* _EXERCISE AIM_: Starting with the line that has "Read all visible content and emit it as JSON." and finishing with the line that has "Parse this screenshot: output", set down each line below exactly. Pictures are not copied.

* _INFORMATION_:

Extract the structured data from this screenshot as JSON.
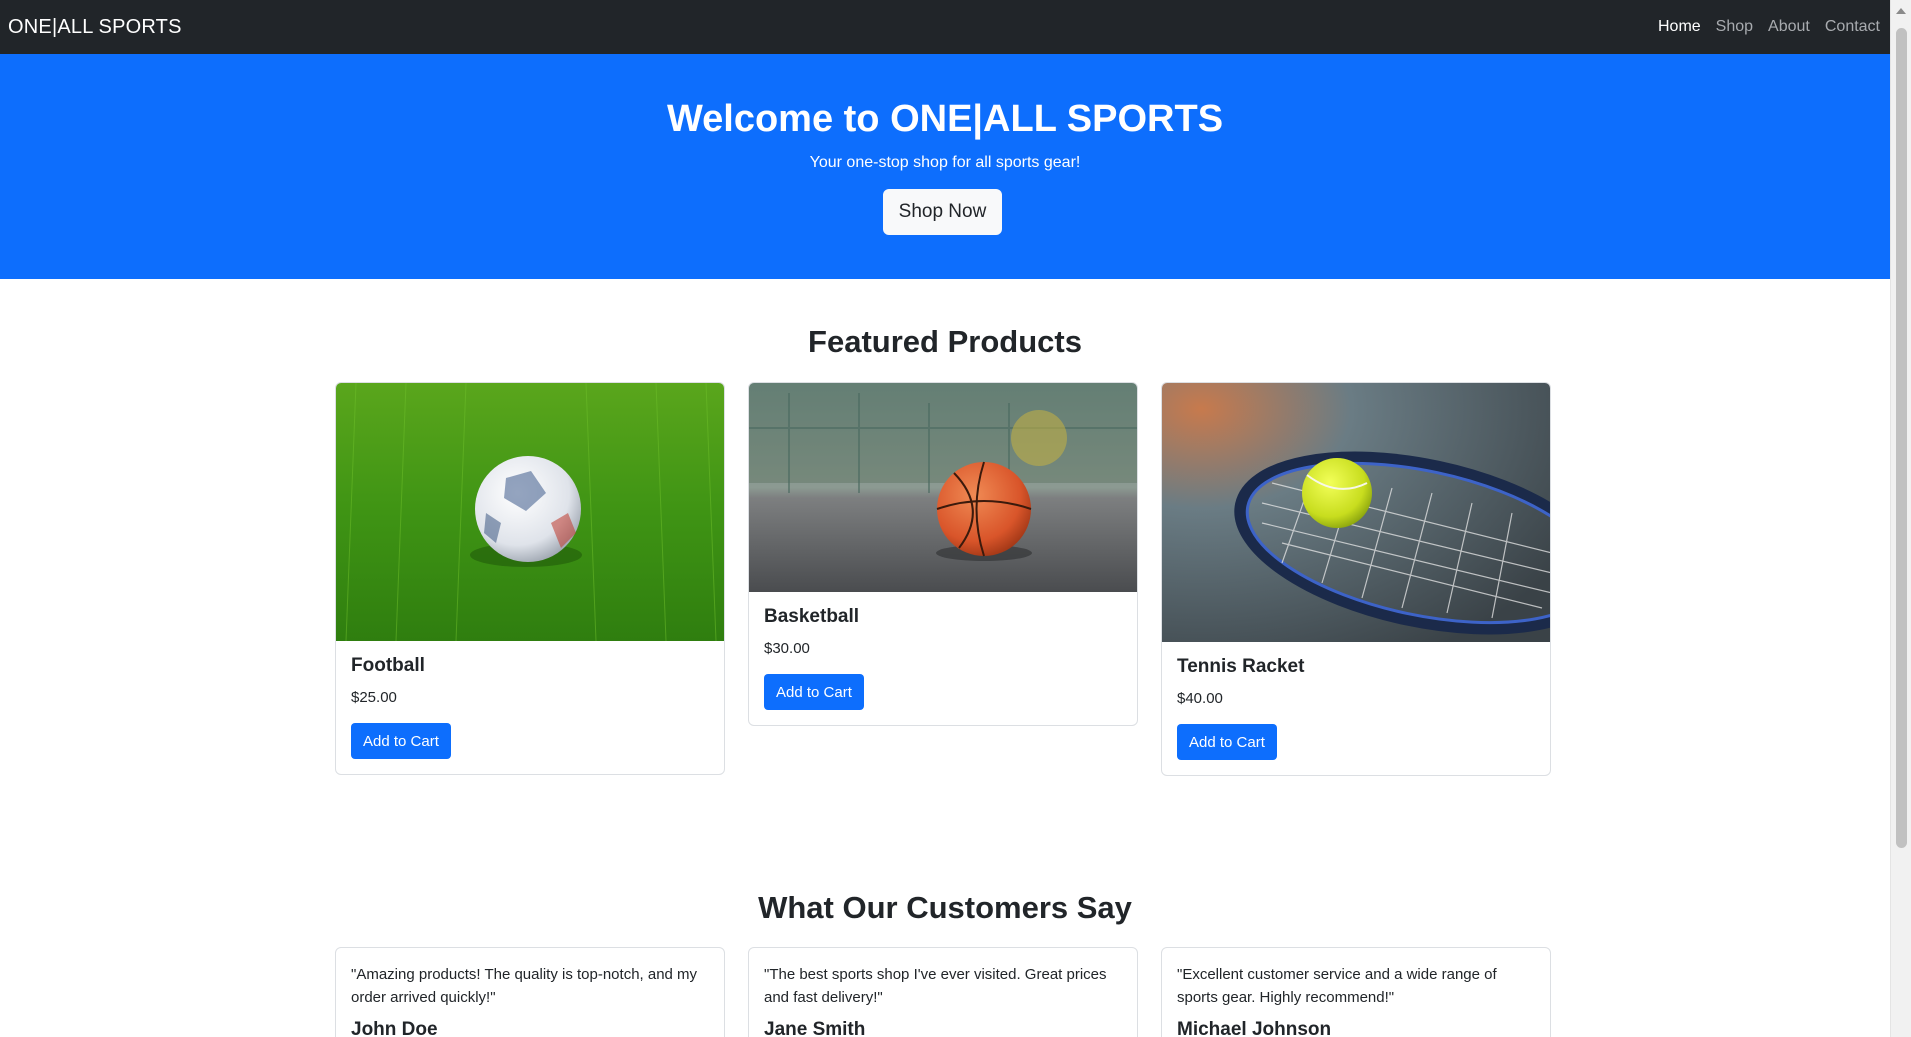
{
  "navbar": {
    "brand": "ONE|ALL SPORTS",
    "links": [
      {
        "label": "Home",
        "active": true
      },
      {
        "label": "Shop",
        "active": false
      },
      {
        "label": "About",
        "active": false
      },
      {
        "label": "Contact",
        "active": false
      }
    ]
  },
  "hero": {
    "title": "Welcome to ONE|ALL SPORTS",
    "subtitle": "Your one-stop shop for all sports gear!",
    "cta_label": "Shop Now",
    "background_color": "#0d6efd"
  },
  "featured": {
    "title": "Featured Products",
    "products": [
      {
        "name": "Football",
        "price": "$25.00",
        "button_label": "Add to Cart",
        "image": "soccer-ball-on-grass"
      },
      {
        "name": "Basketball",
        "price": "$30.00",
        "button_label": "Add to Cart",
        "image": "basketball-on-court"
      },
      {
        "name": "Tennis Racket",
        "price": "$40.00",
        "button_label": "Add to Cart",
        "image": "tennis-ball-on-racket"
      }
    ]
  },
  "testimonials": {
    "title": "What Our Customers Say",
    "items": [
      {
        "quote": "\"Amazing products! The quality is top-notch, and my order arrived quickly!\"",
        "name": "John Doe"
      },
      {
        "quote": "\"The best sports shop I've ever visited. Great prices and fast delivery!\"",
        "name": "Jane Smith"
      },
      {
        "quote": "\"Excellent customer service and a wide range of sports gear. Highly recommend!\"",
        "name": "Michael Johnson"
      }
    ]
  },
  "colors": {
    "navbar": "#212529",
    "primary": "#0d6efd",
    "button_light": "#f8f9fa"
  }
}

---

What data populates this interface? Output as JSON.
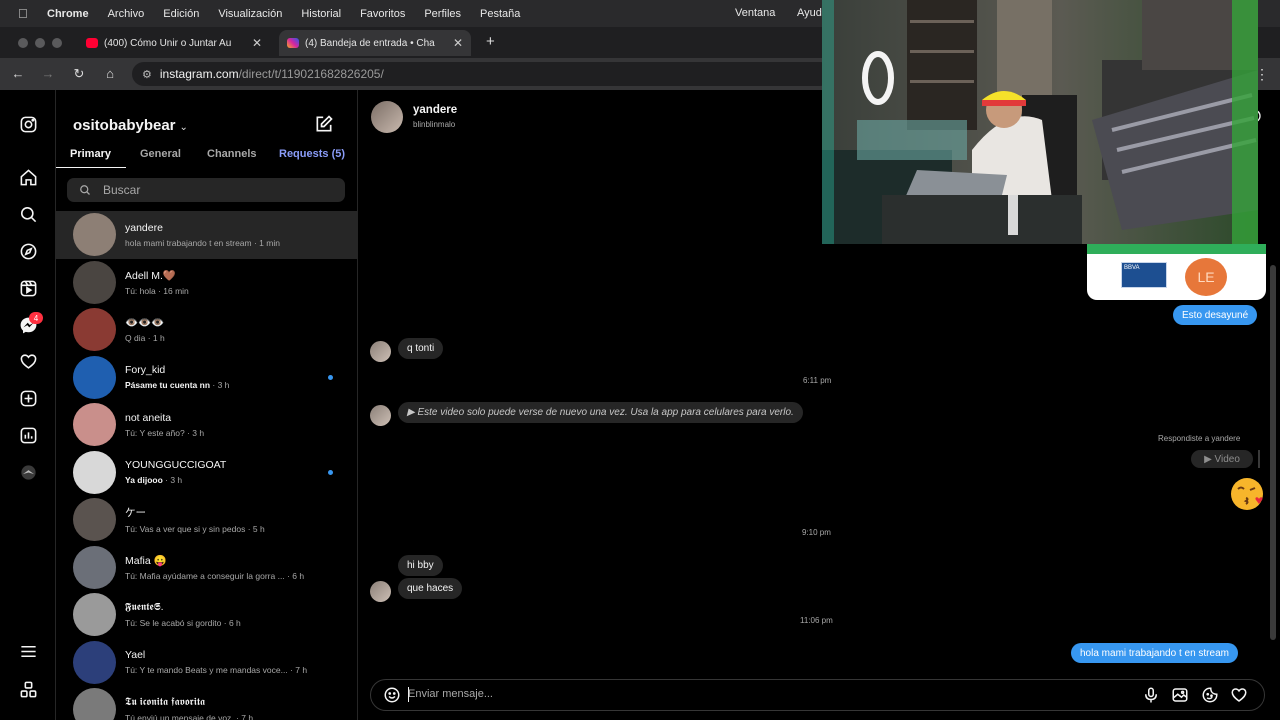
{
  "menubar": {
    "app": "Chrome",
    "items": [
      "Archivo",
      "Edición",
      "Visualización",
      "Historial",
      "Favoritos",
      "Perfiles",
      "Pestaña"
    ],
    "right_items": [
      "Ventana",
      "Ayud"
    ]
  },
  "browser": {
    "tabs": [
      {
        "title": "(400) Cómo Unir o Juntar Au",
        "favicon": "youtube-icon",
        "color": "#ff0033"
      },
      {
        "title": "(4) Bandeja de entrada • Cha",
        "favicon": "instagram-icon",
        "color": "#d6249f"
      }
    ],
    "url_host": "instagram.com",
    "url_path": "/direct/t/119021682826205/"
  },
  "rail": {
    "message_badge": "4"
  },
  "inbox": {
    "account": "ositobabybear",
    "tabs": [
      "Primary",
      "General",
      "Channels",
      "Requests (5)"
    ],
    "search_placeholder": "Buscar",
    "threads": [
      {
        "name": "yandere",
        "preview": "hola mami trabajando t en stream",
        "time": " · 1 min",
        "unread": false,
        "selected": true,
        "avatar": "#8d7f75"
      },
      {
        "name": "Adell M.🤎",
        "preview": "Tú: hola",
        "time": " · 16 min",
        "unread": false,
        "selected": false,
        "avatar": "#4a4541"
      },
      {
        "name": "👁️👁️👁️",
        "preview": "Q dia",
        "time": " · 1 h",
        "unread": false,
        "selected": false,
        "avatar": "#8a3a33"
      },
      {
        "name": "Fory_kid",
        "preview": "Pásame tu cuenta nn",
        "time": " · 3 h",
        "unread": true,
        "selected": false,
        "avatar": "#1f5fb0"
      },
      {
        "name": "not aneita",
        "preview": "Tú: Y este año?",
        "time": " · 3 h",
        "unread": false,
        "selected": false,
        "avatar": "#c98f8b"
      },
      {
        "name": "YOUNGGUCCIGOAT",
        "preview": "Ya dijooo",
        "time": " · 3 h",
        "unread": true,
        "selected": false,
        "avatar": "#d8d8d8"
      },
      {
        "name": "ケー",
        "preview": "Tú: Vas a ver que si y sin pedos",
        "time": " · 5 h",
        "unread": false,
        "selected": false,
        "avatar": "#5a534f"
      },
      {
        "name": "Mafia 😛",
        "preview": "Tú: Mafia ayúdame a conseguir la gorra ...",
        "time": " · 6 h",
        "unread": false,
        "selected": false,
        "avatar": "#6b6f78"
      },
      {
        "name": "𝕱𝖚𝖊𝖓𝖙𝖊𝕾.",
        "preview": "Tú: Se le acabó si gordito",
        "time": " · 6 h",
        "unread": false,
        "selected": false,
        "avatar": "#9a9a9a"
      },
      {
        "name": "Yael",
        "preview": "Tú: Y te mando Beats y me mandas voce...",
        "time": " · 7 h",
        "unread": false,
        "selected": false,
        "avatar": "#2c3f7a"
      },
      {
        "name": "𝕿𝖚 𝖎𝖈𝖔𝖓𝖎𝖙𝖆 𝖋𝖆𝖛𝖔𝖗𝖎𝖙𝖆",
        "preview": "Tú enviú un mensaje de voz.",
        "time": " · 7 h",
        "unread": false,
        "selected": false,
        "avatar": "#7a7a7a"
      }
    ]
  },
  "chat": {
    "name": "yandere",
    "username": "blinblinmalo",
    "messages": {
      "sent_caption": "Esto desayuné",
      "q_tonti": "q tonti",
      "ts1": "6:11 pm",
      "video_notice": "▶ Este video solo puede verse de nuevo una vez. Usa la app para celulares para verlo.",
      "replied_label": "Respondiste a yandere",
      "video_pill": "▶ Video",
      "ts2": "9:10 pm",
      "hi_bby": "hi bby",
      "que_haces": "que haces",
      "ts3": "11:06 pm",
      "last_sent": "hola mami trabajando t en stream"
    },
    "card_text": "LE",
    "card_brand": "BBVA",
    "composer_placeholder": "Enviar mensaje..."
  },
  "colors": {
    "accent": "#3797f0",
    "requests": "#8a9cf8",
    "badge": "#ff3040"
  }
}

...

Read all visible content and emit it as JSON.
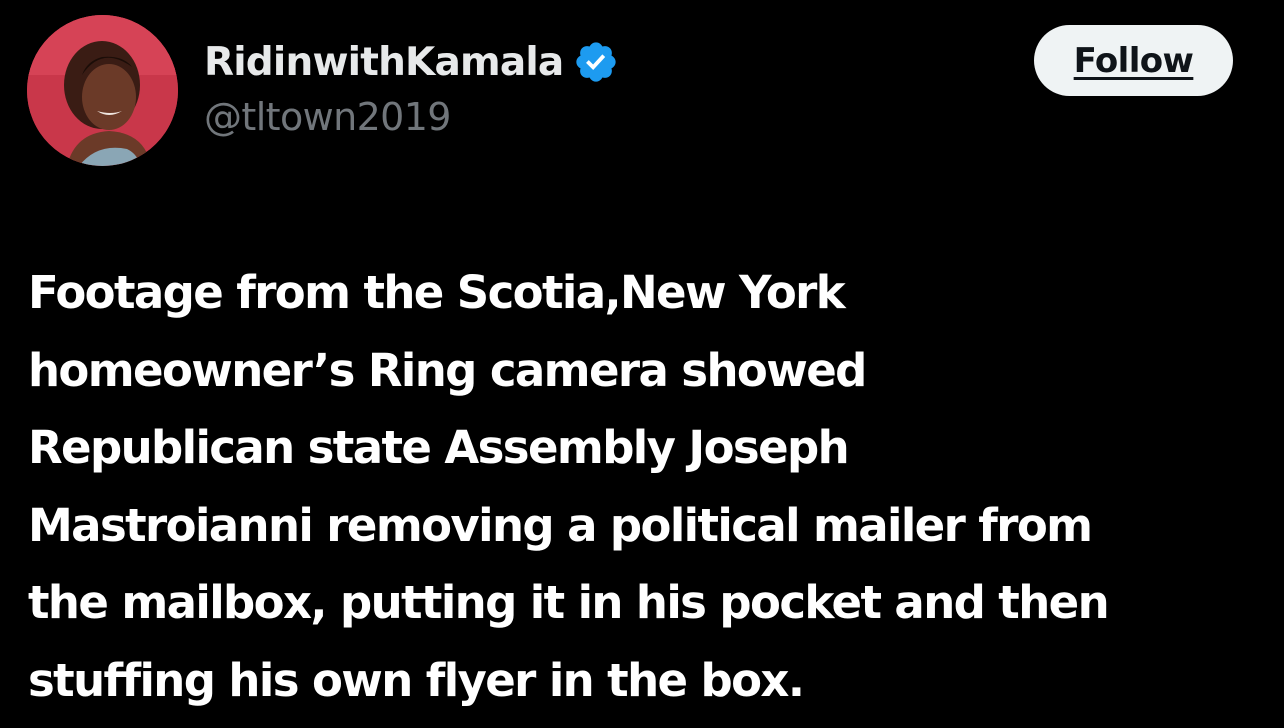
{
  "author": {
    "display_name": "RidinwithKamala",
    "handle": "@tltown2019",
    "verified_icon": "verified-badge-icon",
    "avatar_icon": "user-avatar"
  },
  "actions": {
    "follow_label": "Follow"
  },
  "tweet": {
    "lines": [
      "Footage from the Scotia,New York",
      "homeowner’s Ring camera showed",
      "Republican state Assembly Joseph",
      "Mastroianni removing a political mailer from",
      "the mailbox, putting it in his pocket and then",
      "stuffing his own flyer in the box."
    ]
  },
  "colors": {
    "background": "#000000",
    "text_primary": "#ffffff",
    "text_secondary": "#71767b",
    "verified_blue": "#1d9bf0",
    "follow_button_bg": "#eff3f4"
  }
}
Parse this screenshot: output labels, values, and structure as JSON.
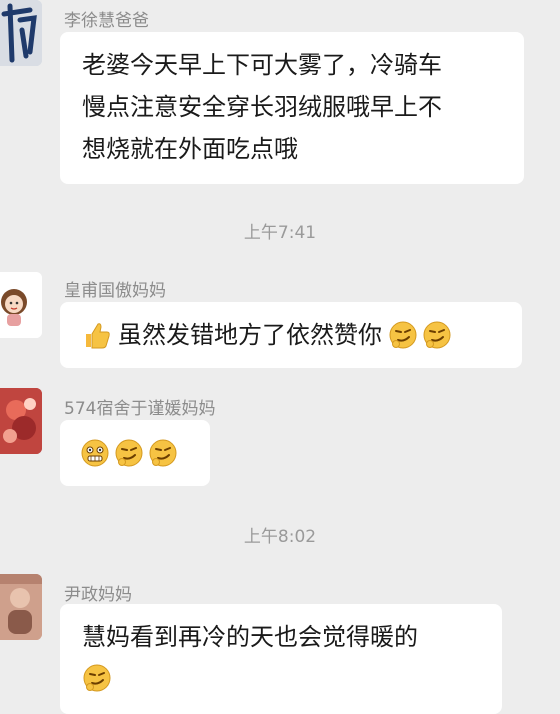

* _WRITTEN SOLUTION_:
Read all visible content and emit it as JSON.
{
  "author": {
    "display_name": "RidinwithKamala",
    "handle": "@tltown2019",
    "verified_icon": "verified-badge-icon",
    "avatar_icon": "user-avatar"
  },
  "actions": {
    "follow_label": "Follow"
  },
  "tweet": {
    "lines": [
      "Footage from the Scotia,New York",
      "homeowner’s Ring camera showed",
      "Republican state Assembly Joseph",
      "Mastroianni removing a political mailer from",
      "the mailbox, putting it in his pocket and then",
      "stuffing his own flyer in the box."
    ]
  },
  "colors": {
    "background": "#000000",
    "text_primary": "#ffffff",
    "text_secondary": "#71767b",
    "verified_blue": "#1d9bf0",
    "follow_button_bg": "#eff3f4"
  }
}
Parse this screenshot: output labels, values, and structure as JSON.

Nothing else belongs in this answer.